WHAT NEEDS TO BE DONE: Note each line in the data holding the string "인트라넷" and report it.

PROVIDED DATA:
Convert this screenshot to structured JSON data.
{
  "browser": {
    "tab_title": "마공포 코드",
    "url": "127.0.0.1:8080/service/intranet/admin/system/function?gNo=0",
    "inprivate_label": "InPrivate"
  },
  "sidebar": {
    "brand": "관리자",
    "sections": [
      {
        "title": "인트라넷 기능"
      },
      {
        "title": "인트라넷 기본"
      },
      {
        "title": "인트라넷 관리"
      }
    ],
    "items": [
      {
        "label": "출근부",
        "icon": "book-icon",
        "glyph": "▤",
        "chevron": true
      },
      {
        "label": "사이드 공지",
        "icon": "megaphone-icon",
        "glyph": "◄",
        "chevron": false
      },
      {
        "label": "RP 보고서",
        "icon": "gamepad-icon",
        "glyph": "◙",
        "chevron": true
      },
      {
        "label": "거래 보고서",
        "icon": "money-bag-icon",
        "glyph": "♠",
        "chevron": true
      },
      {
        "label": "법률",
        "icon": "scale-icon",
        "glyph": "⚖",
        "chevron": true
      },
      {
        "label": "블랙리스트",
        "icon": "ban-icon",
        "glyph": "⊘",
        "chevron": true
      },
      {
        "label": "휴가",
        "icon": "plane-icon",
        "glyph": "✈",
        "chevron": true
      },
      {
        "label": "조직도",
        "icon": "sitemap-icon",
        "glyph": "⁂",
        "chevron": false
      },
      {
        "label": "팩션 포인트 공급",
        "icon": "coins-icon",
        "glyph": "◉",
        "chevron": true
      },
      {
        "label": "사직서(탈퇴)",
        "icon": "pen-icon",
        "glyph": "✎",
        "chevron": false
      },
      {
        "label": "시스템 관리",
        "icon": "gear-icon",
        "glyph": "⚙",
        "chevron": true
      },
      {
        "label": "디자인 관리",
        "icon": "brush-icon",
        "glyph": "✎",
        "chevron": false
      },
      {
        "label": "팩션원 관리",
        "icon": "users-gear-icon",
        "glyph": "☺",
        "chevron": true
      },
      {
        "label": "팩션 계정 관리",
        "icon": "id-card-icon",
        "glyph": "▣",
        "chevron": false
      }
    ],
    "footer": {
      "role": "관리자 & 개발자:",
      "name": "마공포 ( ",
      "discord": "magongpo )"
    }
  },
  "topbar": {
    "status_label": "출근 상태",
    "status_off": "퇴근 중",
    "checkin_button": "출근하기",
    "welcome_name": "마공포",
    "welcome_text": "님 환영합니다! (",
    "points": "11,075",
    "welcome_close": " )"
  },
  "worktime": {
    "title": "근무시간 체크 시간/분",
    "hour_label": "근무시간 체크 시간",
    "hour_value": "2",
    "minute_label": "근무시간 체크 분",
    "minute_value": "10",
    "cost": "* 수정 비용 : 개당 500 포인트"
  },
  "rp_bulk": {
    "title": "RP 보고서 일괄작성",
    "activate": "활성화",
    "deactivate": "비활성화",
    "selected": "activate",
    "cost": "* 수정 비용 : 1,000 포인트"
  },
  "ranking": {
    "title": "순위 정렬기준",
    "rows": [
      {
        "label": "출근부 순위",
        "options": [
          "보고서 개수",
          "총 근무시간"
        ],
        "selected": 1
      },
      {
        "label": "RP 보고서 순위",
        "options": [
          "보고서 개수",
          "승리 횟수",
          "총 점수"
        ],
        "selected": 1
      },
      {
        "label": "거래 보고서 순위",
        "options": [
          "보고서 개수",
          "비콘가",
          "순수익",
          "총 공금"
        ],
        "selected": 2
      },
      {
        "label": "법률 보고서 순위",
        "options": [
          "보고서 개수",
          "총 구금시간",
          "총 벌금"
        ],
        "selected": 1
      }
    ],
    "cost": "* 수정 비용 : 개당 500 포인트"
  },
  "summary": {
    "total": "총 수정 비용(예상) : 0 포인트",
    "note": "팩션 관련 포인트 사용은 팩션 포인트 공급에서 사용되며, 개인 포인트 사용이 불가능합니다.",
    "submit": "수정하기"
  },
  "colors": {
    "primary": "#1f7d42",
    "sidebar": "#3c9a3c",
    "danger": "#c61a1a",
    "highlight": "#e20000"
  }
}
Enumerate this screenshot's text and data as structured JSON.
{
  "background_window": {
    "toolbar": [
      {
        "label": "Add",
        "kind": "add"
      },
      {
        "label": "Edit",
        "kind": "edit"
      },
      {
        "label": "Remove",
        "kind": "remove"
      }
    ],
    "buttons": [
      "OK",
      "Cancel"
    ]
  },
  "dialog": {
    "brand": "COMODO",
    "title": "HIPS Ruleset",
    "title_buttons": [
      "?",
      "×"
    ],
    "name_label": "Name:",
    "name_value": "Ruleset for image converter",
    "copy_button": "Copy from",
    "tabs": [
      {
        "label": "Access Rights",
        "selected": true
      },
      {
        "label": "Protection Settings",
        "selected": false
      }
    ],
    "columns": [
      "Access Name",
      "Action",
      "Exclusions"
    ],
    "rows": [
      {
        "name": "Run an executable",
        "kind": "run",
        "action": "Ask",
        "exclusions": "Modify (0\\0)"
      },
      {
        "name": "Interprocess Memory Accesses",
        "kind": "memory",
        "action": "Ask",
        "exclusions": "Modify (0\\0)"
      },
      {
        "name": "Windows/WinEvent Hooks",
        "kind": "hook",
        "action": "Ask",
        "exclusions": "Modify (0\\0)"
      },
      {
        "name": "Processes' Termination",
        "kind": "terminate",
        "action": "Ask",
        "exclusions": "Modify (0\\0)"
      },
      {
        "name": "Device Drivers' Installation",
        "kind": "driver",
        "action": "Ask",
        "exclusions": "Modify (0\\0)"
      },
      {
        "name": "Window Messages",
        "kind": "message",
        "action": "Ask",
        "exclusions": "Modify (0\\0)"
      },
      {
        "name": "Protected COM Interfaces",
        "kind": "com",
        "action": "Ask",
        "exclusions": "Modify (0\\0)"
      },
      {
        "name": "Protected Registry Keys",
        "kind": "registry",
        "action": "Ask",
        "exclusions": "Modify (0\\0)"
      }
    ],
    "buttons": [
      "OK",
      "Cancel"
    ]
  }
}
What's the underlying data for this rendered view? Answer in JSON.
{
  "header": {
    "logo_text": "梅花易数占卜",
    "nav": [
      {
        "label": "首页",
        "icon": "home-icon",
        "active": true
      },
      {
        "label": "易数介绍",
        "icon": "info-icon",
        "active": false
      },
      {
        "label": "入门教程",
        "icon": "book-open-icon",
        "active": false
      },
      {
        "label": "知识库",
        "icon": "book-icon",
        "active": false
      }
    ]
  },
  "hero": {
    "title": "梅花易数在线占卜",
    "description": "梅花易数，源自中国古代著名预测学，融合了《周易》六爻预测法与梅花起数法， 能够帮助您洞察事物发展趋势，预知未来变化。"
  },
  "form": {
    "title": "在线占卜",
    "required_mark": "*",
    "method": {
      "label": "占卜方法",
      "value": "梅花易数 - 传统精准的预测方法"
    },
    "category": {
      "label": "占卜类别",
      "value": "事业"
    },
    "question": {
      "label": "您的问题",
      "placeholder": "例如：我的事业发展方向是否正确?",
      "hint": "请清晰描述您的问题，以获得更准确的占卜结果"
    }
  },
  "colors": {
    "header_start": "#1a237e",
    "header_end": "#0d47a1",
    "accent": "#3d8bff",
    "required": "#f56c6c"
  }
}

RESPONSE TO THIS EXERCISE:
        "title": "인트라넷 기능"
        "title": "인트라넷 기본"
        "title": "인트라넷 관리"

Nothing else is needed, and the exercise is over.